(Interface dataset entries)
• • • • •

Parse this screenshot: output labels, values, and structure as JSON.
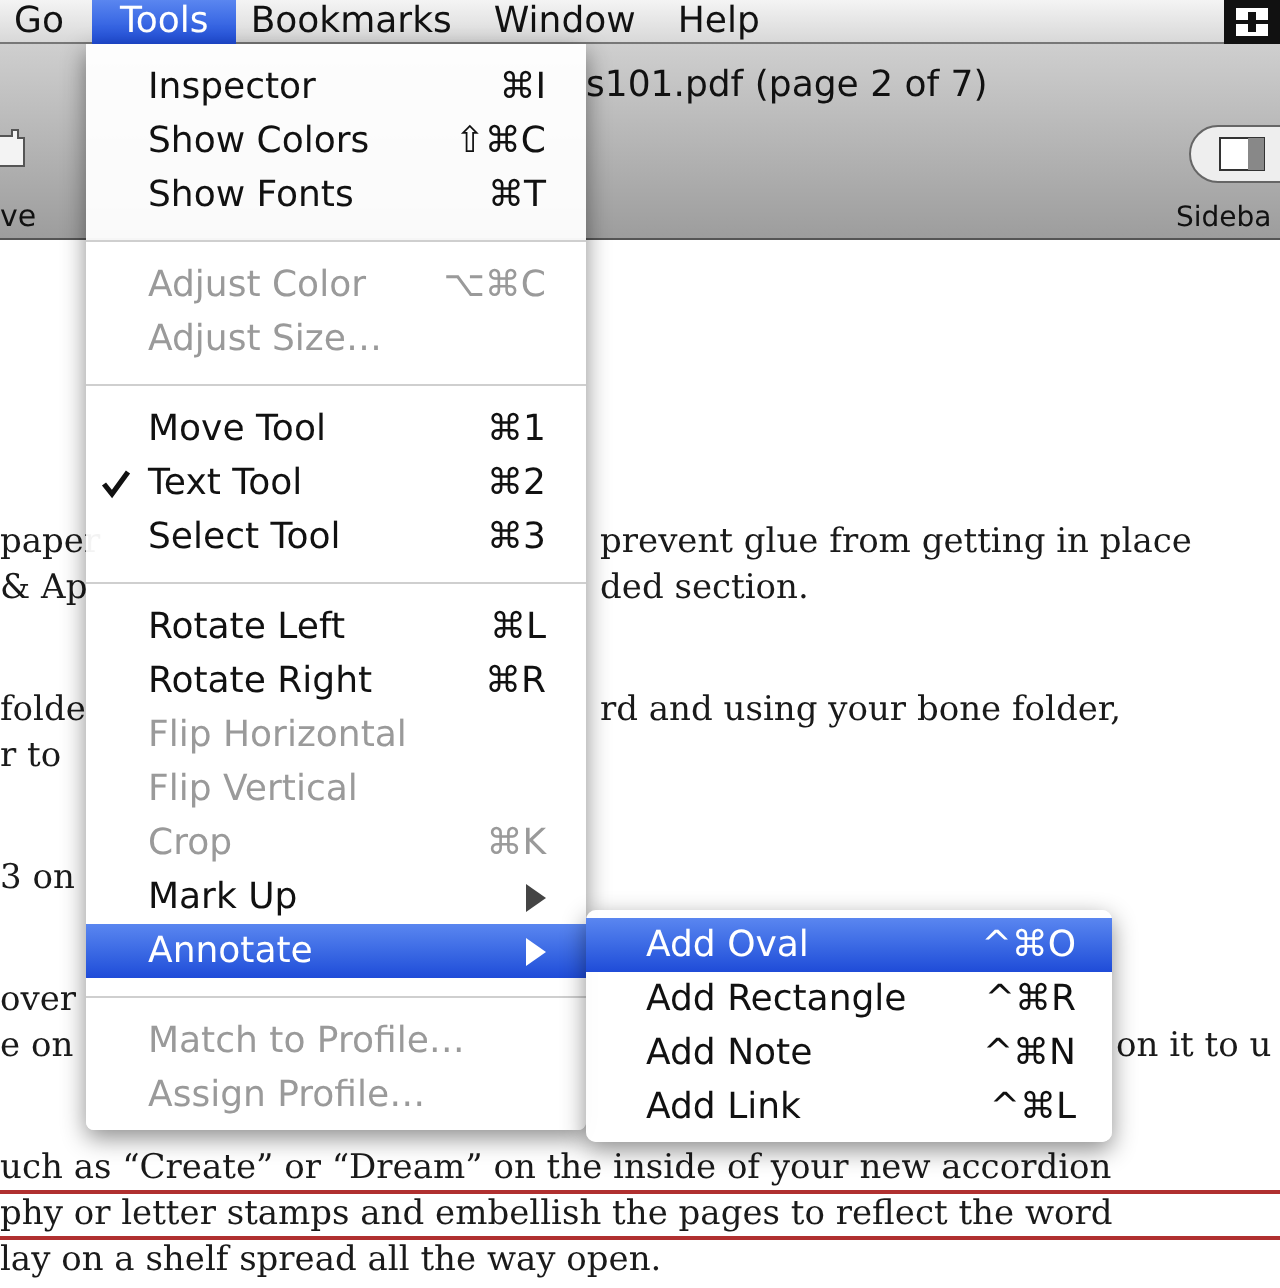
{
  "menu_bar": [
    {
      "label": "Go",
      "selected": false
    },
    {
      "label": "Tools",
      "selected": true
    },
    {
      "label": "Bookmarks",
      "selected": false
    },
    {
      "label": "Window",
      "selected": false
    },
    {
      "label": "Help",
      "selected": false
    }
  ],
  "window": {
    "title": "s101.pdf (page 2 of 7)"
  },
  "toolbar": {
    "left_label": "ve",
    "right_label": "Sideba"
  },
  "tools_menu": [
    {
      "kind": "item",
      "label": "Inspector",
      "shortcut": "⌘I",
      "disabled": false,
      "checked": false,
      "selected": false
    },
    {
      "kind": "item",
      "label": "Show Colors",
      "shortcut": "⇧⌘C",
      "disabled": false,
      "checked": false,
      "selected": false
    },
    {
      "kind": "item",
      "label": "Show Fonts",
      "shortcut": "⌘T",
      "disabled": false,
      "checked": false,
      "selected": false
    },
    {
      "kind": "separator"
    },
    {
      "kind": "item",
      "label": "Adjust Color",
      "shortcut": "⌥⌘C",
      "disabled": true,
      "checked": false,
      "selected": false
    },
    {
      "kind": "item",
      "label": "Adjust Size…",
      "disabled": true,
      "checked": false,
      "selected": false
    },
    {
      "kind": "separator"
    },
    {
      "kind": "item",
      "label": "Move Tool",
      "shortcut": "⌘1",
      "disabled": false,
      "checked": false,
      "selected": false
    },
    {
      "kind": "item",
      "label": "Text Tool",
      "shortcut": "⌘2",
      "disabled": false,
      "checked": true,
      "selected": false
    },
    {
      "kind": "item",
      "label": "Select Tool",
      "shortcut": "⌘3",
      "disabled": false,
      "checked": false,
      "selected": false
    },
    {
      "kind": "separator"
    },
    {
      "kind": "item",
      "label": "Rotate Left",
      "shortcut": "⌘L",
      "disabled": false,
      "checked": false,
      "selected": false
    },
    {
      "kind": "item",
      "label": "Rotate Right",
      "shortcut": "⌘R",
      "disabled": false,
      "checked": false,
      "selected": false
    },
    {
      "kind": "item",
      "label": "Flip Horizontal",
      "disabled": true,
      "checked": false,
      "selected": false
    },
    {
      "kind": "item",
      "label": "Flip Vertical",
      "disabled": true,
      "checked": false,
      "selected": false
    },
    {
      "kind": "item",
      "label": "Crop",
      "shortcut": "⌘K",
      "disabled": true,
      "checked": false,
      "selected": false
    },
    {
      "kind": "submenu",
      "label": "Mark Up",
      "disabled": false,
      "checked": false,
      "selected": false
    },
    {
      "kind": "submenu",
      "label": "Annotate",
      "disabled": false,
      "checked": false,
      "selected": true
    },
    {
      "kind": "separator"
    },
    {
      "kind": "item",
      "label": "Match to Profile…",
      "disabled": true,
      "checked": false,
      "selected": false
    },
    {
      "kind": "item",
      "label": "Assign Profile…",
      "disabled": true,
      "checked": false,
      "selected": false
    }
  ],
  "annotate_submenu": [
    {
      "label": "Add Oval",
      "shortcut": "^⌘O",
      "selected": true
    },
    {
      "label": "Add Rectangle",
      "shortcut": "^⌘R",
      "selected": false
    },
    {
      "label": "Add Note",
      "shortcut": "^⌘N",
      "selected": false
    },
    {
      "label": "Add Link",
      "shortcut": "^⌘L",
      "selected": false
    }
  ],
  "document": {
    "paragraphs": [
      [
        {
          "left": "paper",
          "right": "prevent glue from getting in place",
          "underlined": false
        },
        {
          "left": "& Ap",
          "right": "ded section.",
          "underlined": false
        }
      ],
      [
        {
          "left": "folde",
          "right": "rd and using your bone folder,",
          "underlined": false
        },
        {
          "left": "r to",
          "underlined": false
        }
      ],
      [
        {
          "left": "3 on",
          "underlined": false
        }
      ],
      [
        {
          "left": "over",
          "underlined": false
        },
        {
          "left": "e on",
          "far_right": "on it to u",
          "underlined": false
        }
      ],
      [
        {
          "left": "uch as “Create” or “Dream” on the inside of your new accordion",
          "underlined": true
        },
        {
          "left": "phy or letter stamps and embellish the pages to reflect the word",
          "underlined": true
        },
        {
          "left": "lay on a shelf spread all the way open.",
          "underlined": false
        }
      ]
    ]
  }
}
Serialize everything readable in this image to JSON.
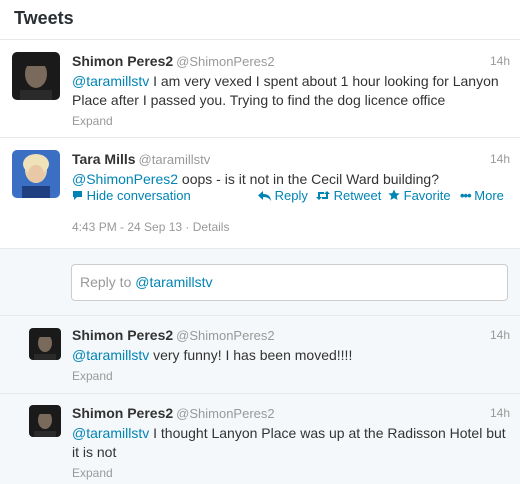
{
  "header": {
    "title": "Tweets"
  },
  "tweets": [
    {
      "fullname": "Shimon Peres2",
      "screen_name": "@ShimonPeres2",
      "time": "14h",
      "mention": "@taramillstv",
      "text": " I am very vexed I spent about 1 hour looking for Lanyon Place after I passed you. Trying to find the dog licence office",
      "expand": "Expand"
    },
    {
      "fullname": "Tara Mills",
      "screen_name": "@taramillstv",
      "time": "14h",
      "mention": "@ShimonPeres2",
      "text": " oops - is it not in the Cecil Ward building?",
      "hide_conversation": "Hide conversation",
      "reply": "Reply",
      "retweet": "Retweet",
      "favorite": "Favorite",
      "more": "More",
      "timestamp": "4:43 PM - 24 Sep 13",
      "details": "Details"
    }
  ],
  "reply_box": {
    "prefix": "Reply to ",
    "handle": "@taramillstv"
  },
  "replies": [
    {
      "fullname": "Shimon Peres2",
      "screen_name": "@ShimonPeres2",
      "time": "14h",
      "mention": "@taramillstv",
      "text": " very funny! I has been moved!!!!",
      "expand": "Expand"
    },
    {
      "fullname": "Shimon Peres2",
      "screen_name": "@ShimonPeres2",
      "time": "14h",
      "mention": "@taramillstv",
      "text": " I thought Lanyon Place was up at the Radisson Hotel but it is not",
      "expand": "Expand"
    }
  ],
  "colors": {
    "link": "#0084b4",
    "muted": "#999999",
    "border": "#e8e8e8"
  },
  "icons": [
    "speech-bubble-icon",
    "reply-arrow-icon",
    "retweet-icon",
    "star-icon",
    "more-dots-icon"
  ]
}
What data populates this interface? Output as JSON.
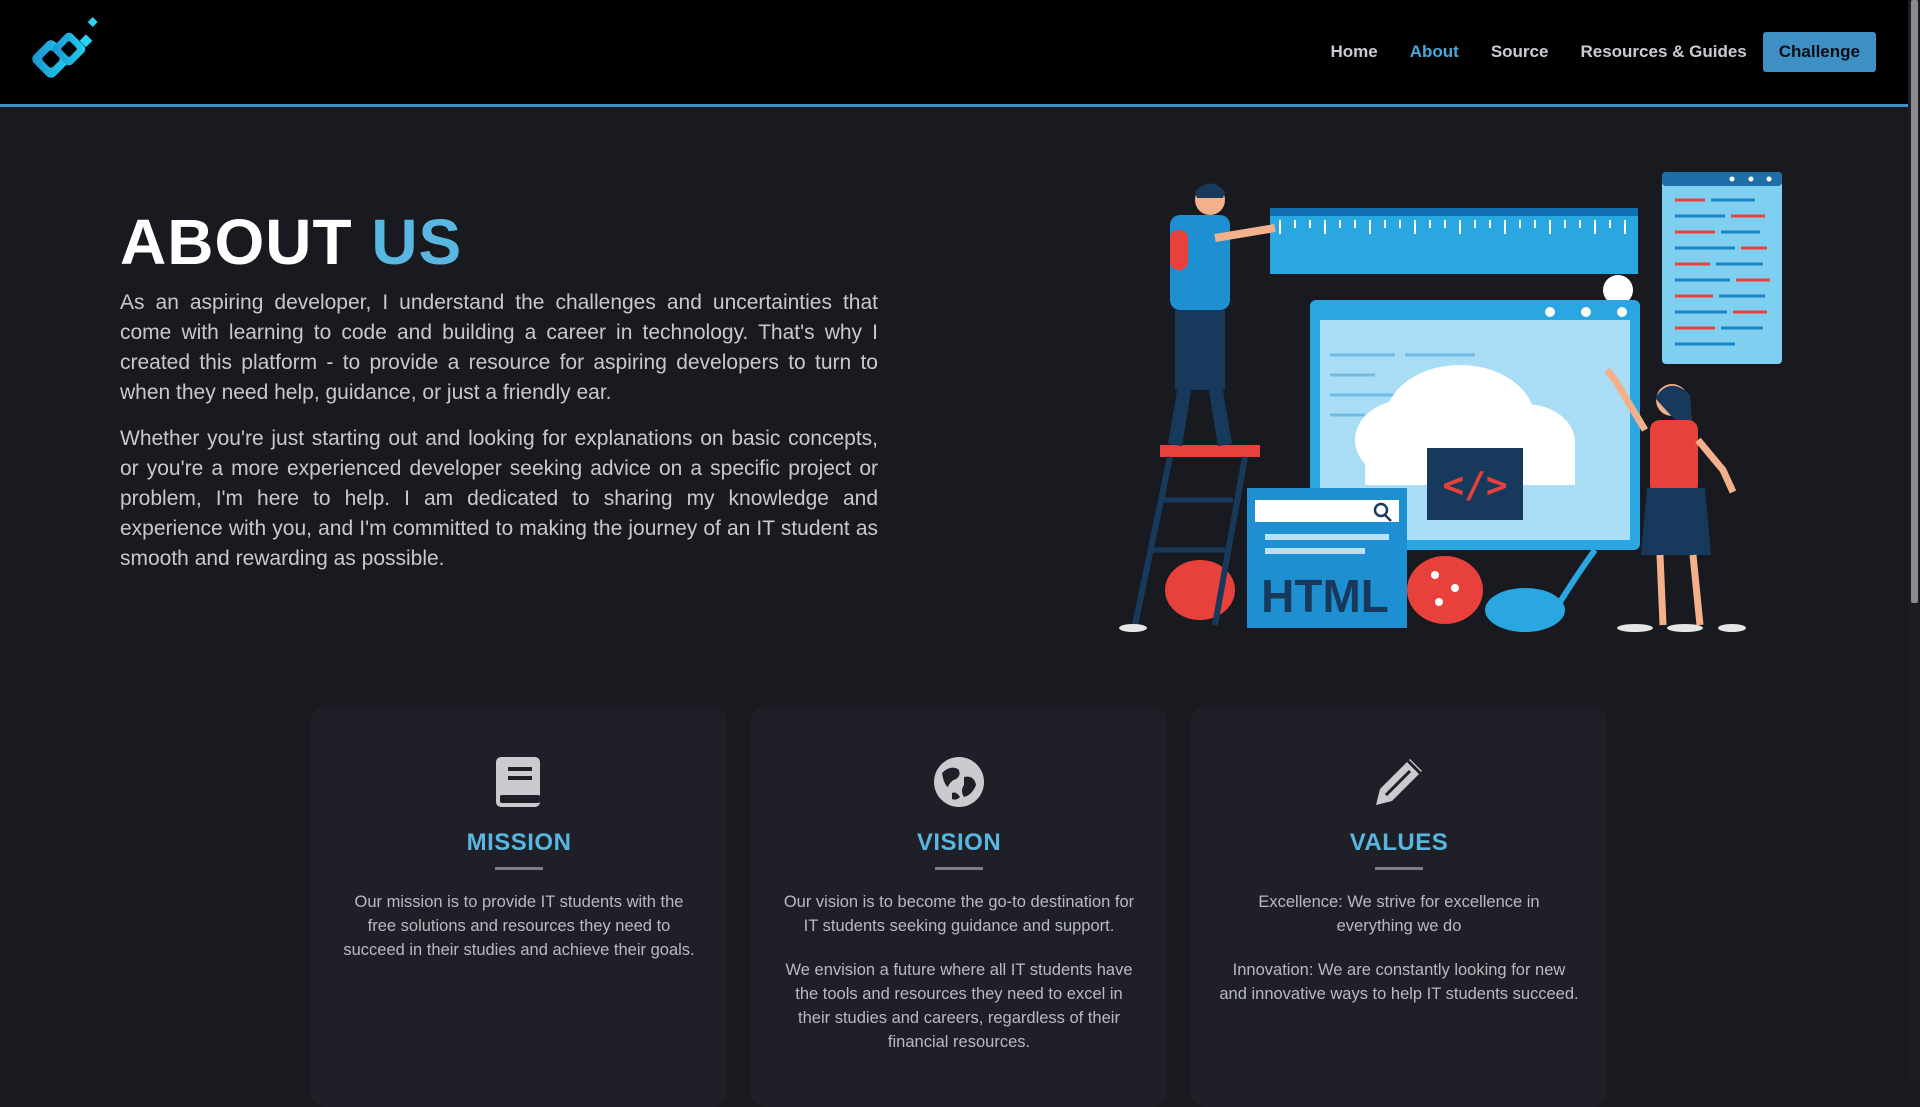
{
  "nav": {
    "links": [
      "Home",
      "About",
      "Source",
      "Resources & Guides"
    ],
    "cta": "Challenge"
  },
  "hero": {
    "title_main": "ABOUT",
    "title_accent": "US",
    "paragraphs": [
      "As an aspiring developer, I understand the challenges and uncertainties that come with learning to code and building a career in technology. That's why I created this platform - to provide a resource for aspiring developers to turn to when they need help, guidance, or just a friendly ear.",
      "Whether you're just starting out and looking for explanations on basic concepts, or you're a more experienced developer seeking advice on a specific project or problem, I'm here to help. I am dedicated to sharing my knowledge and experience with you, and I'm committed to making the journey of an IT student as smooth and rewarding as possible."
    ],
    "illustration": {
      "label": "HTML"
    }
  },
  "cards": [
    {
      "icon": "book-icon",
      "title": "MISSION",
      "paragraphs": [
        "Our mission is to provide IT students with the free solutions and resources they need to succeed in their studies and achieve their goals."
      ]
    },
    {
      "icon": "globe-icon",
      "title": "VISION",
      "paragraphs": [
        "Our vision is to become the go-to destination for IT students seeking guidance and support.",
        "We envision a future where all IT students have the tools and resources they need to excel in their studies and careers, regardless of their financial resources."
      ]
    },
    {
      "icon": "pencil-icon",
      "title": "VALUES",
      "paragraphs": [
        "Excellence: We strive for excellence in everything we do",
        "Innovation: We are constantly looking for new and innovative ways to help IT students succeed."
      ]
    }
  ],
  "colors": {
    "accent": "#59b6e0",
    "nav_border": "#3d8fc4",
    "background": "#181a20",
    "card": "#1f2027"
  }
}
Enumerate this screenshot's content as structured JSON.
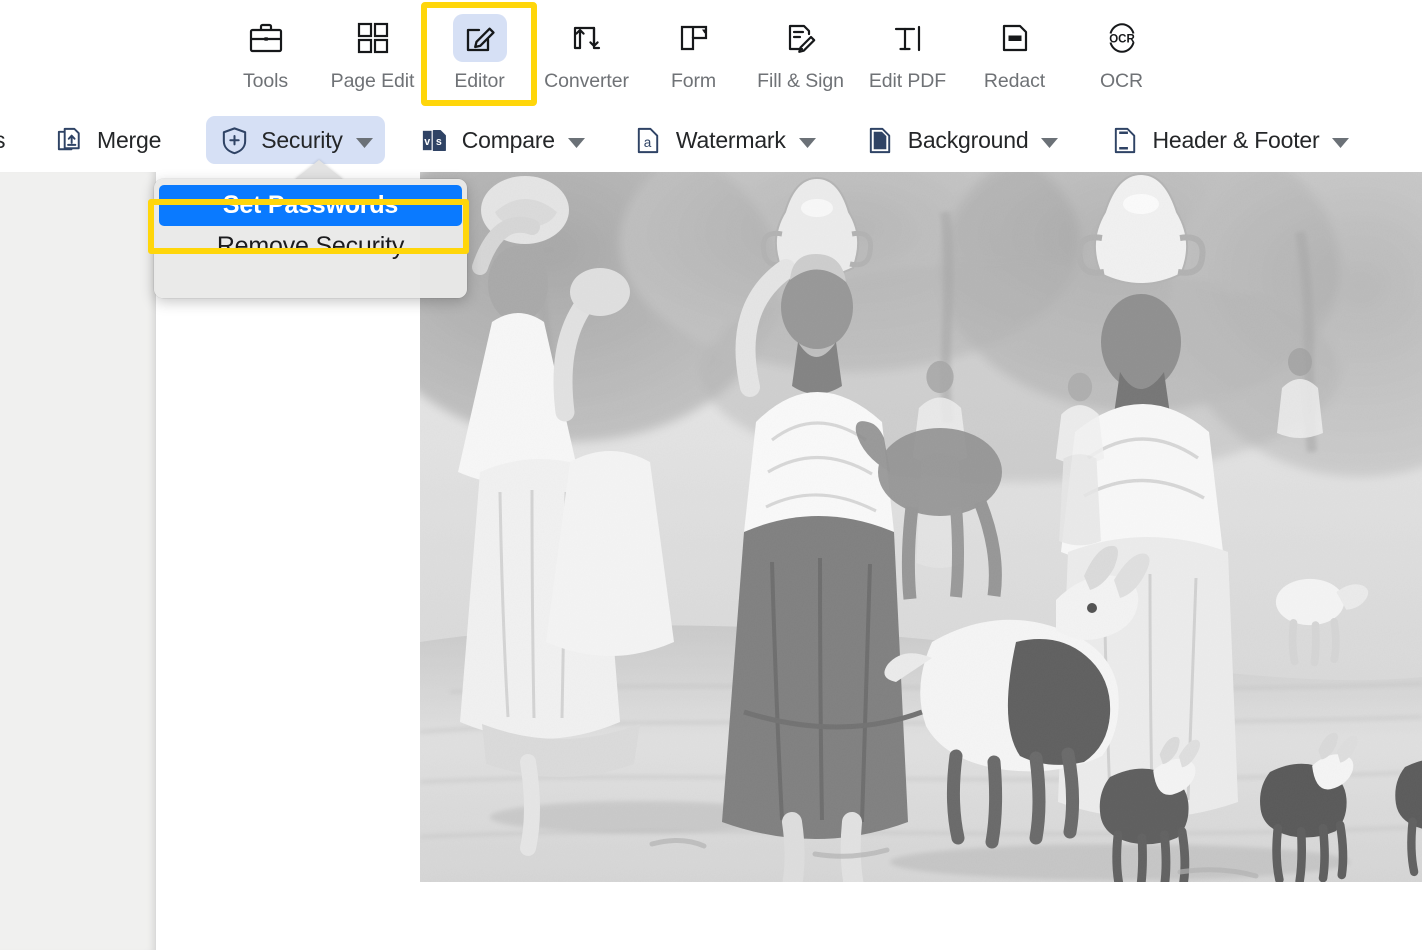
{
  "app": {
    "accent_blue": "#0a7aff",
    "highlight_yellow": "#FFD60A",
    "icon_navy": "#2f4365",
    "selected_chip_bg": "#d6e0f5"
  },
  "toolbar": {
    "primary_tools": [
      {
        "id": "tools",
        "label": "Tools",
        "icon": "briefcase-icon",
        "selected": false
      },
      {
        "id": "page-edit",
        "label": "Page Edit",
        "icon": "grid-squares-icon",
        "selected": false
      },
      {
        "id": "editor",
        "label": "Editor",
        "icon": "edit-square-icon",
        "selected": true
      },
      {
        "id": "converter",
        "label": "Converter",
        "icon": "convert-arrows-icon",
        "selected": false
      },
      {
        "id": "form",
        "label": "Form",
        "icon": "form-layout-icon",
        "selected": false
      },
      {
        "id": "fill-sign",
        "label": "Fill & Sign",
        "icon": "sign-pencil-icon",
        "selected": false
      },
      {
        "id": "edit-pdf",
        "label": "Edit PDF",
        "icon": "text-cursor-icon",
        "selected": false
      },
      {
        "id": "redact",
        "label": "Redact",
        "icon": "redact-bar-icon",
        "selected": false
      },
      {
        "id": "ocr",
        "label": "OCR",
        "icon": "ocr-circle-icon",
        "selected": false
      }
    ],
    "secondary_edge_fragment": "s",
    "secondary_tools": [
      {
        "id": "merge",
        "label": "Merge",
        "icon": "merge-docs-icon",
        "has_caret": false,
        "active": false
      },
      {
        "id": "security",
        "label": "Security",
        "icon": "shield-plus-icon",
        "has_caret": true,
        "active": true
      },
      {
        "id": "compare",
        "label": "Compare",
        "icon": "compare-vs-icon",
        "has_caret": true,
        "active": false
      },
      {
        "id": "watermark",
        "label": "Watermark",
        "icon": "watermark-a-icon",
        "has_caret": true,
        "active": false
      },
      {
        "id": "background",
        "label": "Background",
        "icon": "background-page-icon",
        "has_caret": true,
        "active": false
      },
      {
        "id": "header-footer",
        "label": "Header & Footer",
        "icon": "header-footer-icon",
        "has_caret": true,
        "active": false
      }
    ]
  },
  "security_menu": {
    "items": [
      {
        "id": "set-passwords",
        "label": "Set Passwords",
        "highlighted": true
      },
      {
        "id": "remove-security",
        "label": "Remove Security",
        "highlighted": false
      }
    ]
  },
  "document": {
    "illustration_alt": "Grayscale engraving of women carrying water jars on their heads walking along a path with goats"
  }
}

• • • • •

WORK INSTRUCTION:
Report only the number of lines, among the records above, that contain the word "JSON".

ANSWER SECTION:
4